While jumping into a ride with your horse and dog right away might be tempting, this isn’t the recommended course of action. It’s crucial to develop the relationship between the pair slowly and intentionally. 

Start by bringing your dog along to the stables while you muck out or do chores. Your horse will develop an awareness of your dog’s size and relative fragility – remember, no matter how big your dog is, being stepped on or kicked could be lethal.

Make sure you know your dog’s potential triggers and what causes dog aggression so you never put your dog or horse in danger. You don’t want to put either animal in an uncomfortable position – it’s a lot more difficult to rebuild trust once it’s been broken. 

Take it slow and easy, and build the relationship step by step.

2. Leave the Leash at Home

One of the most tempting things to do if you aren’t totally confident taking your dog and horse out on a ride together is to keep your dog on the leash. 

We’re about to tell you something you probably don’t hear often: for dog-and-pony rides, it’s essential to choose a place to roam where you know your dog will be safe off-leash. This is because your dog could get tangled in an obstacle or get startled and drag you off your horse. 

Your horse could also spook, and you could end up dragging your puppy along, or both could freak out at the same time and try to run in opposite directions. What’s more, you or your horse could land on your dog. 

The best course of action is to keep your dog off-leash.

3. Practice Walking Them Together

Before you ride off into the sunset, ease into it by walking your horse on a lead rein and your dog on a leash beside each other. 

Start off in a riding arena since your horse will feel at ease in familiar surroundings. Consider having a friend there to help assist at the beginning. 

Remember to reward your animals for remaining calm to encourage good behavior. Once you’ve practiced like this a few times, you can try it mounted with your dog off-leash. Again, having a person on the ground who can step in if necessary is a good idea. 

Once you’re comfortable in the arena, repeat these steps on a safe, short trail and see how you get on. Don’t hesitate to bring someone with you – your safety and your animals’ safety is paramount. 

Off You Trot!

But not too fast. Take your time and pay attention to your animal companions’ behavior to ensure they’re both feeling comfortable with the training. Remember, developing a solid interspecies relationship takes patience and practice.

To keep yourself motivated, think about all the adventures you’ll be able to go on with your four-legged best friends at the end of the process! Your companions will be as thrilled as you are to discover new horizons and explore new trails together.

This Post is Brought to You by:

America Cryo

Subzero equine therapy uses pressurized CO2 to target very specific areas such as joints, including the hock, stifle, pastern and fetlock, resulting in optimized range of motion and reduced pain.

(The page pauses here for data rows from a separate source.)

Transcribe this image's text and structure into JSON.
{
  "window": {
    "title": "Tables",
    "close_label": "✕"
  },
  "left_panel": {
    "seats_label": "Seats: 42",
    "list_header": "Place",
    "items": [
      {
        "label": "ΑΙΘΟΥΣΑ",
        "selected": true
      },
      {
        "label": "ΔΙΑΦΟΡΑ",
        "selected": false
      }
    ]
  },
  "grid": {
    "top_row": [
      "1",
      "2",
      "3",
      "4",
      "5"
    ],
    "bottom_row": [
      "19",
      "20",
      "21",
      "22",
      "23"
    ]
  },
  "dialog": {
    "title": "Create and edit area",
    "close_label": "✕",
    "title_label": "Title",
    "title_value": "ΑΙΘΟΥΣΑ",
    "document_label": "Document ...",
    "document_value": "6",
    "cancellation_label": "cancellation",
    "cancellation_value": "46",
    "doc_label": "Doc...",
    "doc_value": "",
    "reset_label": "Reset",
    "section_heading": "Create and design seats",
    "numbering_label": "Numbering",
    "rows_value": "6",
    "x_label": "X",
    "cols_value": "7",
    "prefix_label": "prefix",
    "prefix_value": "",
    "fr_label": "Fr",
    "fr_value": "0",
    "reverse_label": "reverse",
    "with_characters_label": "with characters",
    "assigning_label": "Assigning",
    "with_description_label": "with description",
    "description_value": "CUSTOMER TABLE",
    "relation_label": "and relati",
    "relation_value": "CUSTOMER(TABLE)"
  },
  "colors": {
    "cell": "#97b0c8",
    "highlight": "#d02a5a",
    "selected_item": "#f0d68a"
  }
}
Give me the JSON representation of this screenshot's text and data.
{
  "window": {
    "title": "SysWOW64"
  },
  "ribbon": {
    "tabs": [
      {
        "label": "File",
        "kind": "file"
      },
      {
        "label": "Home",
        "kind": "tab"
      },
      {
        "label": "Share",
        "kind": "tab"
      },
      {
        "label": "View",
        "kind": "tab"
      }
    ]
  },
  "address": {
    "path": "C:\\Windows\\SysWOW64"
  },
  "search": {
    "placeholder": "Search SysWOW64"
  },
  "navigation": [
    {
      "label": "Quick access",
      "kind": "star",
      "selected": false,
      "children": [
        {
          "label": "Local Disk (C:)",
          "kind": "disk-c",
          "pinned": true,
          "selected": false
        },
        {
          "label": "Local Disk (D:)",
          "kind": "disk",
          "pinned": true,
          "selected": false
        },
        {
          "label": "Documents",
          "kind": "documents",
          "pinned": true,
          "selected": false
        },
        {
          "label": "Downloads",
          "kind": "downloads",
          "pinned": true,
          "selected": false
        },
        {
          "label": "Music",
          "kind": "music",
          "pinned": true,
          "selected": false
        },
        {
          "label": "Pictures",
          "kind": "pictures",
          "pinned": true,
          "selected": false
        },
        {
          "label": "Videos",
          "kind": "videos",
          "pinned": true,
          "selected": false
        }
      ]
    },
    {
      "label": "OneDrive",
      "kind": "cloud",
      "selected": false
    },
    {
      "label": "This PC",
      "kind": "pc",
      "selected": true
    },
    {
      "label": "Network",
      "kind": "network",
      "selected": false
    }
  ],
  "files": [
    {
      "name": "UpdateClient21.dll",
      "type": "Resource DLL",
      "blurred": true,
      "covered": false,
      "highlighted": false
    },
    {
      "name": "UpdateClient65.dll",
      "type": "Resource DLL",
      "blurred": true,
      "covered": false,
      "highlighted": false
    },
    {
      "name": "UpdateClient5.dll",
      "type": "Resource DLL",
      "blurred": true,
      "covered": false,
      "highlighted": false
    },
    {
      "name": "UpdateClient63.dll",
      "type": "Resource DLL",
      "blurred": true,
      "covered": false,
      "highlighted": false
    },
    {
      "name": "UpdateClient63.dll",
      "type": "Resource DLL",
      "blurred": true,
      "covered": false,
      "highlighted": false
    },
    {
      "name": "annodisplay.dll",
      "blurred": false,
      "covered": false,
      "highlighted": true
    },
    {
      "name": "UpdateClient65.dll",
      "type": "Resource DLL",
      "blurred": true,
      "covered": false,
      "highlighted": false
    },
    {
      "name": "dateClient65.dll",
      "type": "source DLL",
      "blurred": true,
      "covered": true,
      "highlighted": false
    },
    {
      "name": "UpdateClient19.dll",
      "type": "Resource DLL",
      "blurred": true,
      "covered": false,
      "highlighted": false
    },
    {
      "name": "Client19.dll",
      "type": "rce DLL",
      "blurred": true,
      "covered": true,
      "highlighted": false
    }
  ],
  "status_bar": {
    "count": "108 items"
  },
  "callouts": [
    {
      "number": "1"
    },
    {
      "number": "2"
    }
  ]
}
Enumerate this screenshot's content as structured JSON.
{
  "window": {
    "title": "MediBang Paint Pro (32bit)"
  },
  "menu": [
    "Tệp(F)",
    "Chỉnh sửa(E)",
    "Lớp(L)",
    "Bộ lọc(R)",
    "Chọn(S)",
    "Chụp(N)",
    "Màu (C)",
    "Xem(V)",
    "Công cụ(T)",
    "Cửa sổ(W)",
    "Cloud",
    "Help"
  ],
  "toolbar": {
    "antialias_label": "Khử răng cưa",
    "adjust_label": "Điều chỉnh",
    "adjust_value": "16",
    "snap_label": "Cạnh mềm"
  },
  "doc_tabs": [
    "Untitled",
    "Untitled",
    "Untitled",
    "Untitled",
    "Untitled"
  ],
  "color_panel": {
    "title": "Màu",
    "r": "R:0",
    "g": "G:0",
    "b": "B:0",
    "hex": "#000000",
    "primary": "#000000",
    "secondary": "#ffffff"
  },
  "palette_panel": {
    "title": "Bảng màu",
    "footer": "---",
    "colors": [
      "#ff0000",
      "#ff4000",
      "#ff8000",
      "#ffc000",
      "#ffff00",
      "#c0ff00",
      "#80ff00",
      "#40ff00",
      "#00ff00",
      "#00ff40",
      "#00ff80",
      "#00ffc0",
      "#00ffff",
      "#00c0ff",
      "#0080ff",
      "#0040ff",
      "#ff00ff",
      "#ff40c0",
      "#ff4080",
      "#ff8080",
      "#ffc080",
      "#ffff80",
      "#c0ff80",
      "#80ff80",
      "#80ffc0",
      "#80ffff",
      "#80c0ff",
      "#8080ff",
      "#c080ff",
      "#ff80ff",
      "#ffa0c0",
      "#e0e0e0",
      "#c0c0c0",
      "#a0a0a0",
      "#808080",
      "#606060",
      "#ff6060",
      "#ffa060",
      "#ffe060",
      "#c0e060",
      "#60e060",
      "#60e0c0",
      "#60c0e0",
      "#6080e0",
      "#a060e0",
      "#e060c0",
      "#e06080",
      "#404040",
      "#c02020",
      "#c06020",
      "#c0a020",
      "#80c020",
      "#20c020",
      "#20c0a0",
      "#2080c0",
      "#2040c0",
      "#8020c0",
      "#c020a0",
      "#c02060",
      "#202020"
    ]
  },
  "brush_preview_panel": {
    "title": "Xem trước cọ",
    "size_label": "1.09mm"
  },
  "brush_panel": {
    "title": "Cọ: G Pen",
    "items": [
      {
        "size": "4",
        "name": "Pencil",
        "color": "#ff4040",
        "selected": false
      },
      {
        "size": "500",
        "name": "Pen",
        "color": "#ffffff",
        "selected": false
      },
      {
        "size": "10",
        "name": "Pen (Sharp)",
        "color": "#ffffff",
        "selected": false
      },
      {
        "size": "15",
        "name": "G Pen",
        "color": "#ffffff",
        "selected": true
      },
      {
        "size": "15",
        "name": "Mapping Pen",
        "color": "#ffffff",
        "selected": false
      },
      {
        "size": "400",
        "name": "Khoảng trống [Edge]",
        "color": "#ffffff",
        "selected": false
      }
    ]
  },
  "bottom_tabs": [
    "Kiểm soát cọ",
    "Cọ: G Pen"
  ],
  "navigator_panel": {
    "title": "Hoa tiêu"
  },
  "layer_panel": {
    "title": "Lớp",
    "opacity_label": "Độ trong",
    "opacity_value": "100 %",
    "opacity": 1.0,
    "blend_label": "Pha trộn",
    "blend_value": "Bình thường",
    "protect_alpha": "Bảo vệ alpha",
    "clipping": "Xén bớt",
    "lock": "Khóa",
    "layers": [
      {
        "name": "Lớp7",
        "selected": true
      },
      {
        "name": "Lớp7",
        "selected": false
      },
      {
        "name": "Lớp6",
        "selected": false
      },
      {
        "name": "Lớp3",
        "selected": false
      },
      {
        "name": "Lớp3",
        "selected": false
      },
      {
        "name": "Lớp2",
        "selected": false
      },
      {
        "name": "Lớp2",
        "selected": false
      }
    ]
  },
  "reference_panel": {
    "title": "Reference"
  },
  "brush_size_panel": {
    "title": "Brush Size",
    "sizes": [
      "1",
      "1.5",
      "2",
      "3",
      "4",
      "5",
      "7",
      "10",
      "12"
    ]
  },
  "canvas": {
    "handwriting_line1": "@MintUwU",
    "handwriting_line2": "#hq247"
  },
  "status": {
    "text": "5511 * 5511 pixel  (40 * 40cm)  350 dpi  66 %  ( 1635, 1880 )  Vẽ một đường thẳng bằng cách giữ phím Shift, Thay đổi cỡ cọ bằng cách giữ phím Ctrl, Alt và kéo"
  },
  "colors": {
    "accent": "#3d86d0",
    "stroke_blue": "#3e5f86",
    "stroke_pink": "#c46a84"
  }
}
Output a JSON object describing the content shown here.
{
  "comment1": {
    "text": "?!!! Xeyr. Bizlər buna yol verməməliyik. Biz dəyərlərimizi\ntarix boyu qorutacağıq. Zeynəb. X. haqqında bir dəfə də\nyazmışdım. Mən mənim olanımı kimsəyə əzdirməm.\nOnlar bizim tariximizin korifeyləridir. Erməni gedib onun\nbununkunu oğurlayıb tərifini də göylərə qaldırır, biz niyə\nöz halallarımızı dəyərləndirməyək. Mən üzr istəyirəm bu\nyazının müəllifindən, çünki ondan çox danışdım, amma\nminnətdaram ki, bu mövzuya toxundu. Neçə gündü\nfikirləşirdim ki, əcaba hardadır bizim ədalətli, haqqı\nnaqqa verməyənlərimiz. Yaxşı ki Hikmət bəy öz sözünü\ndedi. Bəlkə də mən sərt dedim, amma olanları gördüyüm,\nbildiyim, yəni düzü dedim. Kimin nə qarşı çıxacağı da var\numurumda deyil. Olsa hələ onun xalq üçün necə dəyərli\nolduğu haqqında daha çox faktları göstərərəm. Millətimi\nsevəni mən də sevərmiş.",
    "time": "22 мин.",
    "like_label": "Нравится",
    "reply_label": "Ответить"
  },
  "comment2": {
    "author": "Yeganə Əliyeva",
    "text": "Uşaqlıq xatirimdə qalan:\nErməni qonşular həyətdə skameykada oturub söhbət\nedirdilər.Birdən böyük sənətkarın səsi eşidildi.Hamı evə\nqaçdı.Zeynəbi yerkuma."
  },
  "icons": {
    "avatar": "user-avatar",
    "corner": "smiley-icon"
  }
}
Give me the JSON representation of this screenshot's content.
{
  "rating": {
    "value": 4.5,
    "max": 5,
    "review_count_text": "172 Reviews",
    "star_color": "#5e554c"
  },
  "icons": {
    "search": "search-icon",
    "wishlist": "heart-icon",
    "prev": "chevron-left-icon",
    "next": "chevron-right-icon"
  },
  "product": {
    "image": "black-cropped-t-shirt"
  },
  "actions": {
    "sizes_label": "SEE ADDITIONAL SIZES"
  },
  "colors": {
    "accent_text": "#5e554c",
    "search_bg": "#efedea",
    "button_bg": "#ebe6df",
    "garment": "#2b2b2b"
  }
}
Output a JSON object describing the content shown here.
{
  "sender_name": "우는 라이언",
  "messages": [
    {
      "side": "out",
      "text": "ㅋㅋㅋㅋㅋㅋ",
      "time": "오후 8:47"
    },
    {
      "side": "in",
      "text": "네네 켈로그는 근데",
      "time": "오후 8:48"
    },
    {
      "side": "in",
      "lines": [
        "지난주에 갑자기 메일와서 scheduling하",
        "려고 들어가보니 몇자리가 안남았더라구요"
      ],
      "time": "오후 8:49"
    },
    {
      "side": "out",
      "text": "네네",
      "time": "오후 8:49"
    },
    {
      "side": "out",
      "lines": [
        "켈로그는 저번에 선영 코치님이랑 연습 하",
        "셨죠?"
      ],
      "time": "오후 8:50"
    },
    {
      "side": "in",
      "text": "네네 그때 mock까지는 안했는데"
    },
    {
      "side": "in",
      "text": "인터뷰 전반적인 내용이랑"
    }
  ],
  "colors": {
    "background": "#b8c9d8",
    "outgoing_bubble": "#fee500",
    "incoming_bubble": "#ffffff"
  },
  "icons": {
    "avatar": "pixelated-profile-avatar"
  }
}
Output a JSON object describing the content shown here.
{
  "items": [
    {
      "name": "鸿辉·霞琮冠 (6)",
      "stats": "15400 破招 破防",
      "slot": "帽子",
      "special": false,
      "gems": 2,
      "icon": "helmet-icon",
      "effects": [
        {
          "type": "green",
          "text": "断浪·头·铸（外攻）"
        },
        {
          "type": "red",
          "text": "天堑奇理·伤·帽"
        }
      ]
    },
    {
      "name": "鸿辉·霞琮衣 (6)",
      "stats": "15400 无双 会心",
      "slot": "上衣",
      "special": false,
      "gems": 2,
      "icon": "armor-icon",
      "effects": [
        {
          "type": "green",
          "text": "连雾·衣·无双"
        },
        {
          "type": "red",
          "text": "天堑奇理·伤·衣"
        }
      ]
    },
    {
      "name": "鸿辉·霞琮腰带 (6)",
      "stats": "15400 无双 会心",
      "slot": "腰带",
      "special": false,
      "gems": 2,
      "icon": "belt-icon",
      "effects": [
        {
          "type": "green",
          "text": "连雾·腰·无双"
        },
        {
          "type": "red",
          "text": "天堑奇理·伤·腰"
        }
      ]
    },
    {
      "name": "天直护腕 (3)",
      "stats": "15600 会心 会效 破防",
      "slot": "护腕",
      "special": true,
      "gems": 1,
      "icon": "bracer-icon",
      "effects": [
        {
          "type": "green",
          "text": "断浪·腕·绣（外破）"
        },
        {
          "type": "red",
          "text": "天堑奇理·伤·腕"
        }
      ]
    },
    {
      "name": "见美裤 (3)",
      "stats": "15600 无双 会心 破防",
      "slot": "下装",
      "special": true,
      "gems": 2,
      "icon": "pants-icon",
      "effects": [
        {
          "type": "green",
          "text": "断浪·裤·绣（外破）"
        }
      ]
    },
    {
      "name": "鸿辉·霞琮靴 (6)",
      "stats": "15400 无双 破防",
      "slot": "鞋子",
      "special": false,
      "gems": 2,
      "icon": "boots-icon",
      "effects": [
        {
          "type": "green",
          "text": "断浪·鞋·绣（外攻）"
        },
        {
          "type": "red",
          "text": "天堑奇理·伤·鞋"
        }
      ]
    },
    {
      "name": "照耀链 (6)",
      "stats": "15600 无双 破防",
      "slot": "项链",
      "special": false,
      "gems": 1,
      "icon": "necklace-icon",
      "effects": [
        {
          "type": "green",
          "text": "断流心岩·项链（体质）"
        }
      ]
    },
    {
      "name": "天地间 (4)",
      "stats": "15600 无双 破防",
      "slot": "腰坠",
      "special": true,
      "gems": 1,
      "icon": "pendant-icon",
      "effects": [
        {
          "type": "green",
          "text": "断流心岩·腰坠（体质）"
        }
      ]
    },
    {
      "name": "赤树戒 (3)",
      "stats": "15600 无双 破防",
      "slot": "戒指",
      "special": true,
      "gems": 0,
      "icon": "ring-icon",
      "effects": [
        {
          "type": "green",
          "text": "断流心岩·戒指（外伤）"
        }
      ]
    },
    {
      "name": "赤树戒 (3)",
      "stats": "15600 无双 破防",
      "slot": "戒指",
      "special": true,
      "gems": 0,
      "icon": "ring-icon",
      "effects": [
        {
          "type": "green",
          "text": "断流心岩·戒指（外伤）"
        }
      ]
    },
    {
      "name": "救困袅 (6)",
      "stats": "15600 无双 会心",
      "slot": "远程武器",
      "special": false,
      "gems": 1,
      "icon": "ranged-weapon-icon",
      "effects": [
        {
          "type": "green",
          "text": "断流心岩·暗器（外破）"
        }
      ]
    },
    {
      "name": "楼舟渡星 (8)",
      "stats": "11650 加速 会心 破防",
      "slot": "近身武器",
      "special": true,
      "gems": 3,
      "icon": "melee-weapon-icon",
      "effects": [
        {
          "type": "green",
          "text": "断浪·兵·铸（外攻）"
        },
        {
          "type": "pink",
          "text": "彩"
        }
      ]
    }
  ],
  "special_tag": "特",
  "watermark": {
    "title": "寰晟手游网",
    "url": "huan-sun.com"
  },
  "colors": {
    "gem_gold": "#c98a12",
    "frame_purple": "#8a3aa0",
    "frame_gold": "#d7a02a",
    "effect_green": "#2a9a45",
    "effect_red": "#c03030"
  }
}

  • Initial results visible within just 60 seconds
  • Infrared temperature and distance sensors for real-time control
  • Rapid attachment systems for faster setup and storage
  • Long-lasting battery and 15’ polyurethane-shielded cord
  • Backlit, interactive LCD screen shows treatment data
  • Treatment protocols for different conditions

Vets, trainers and physiotherapists report rapid pain relief and overall faster recovery from equine injuries through targeted cold therapy. This versatile and easy-to-use device treats numerous regions of the sports horse’s body for effective maintenance and injury prevention.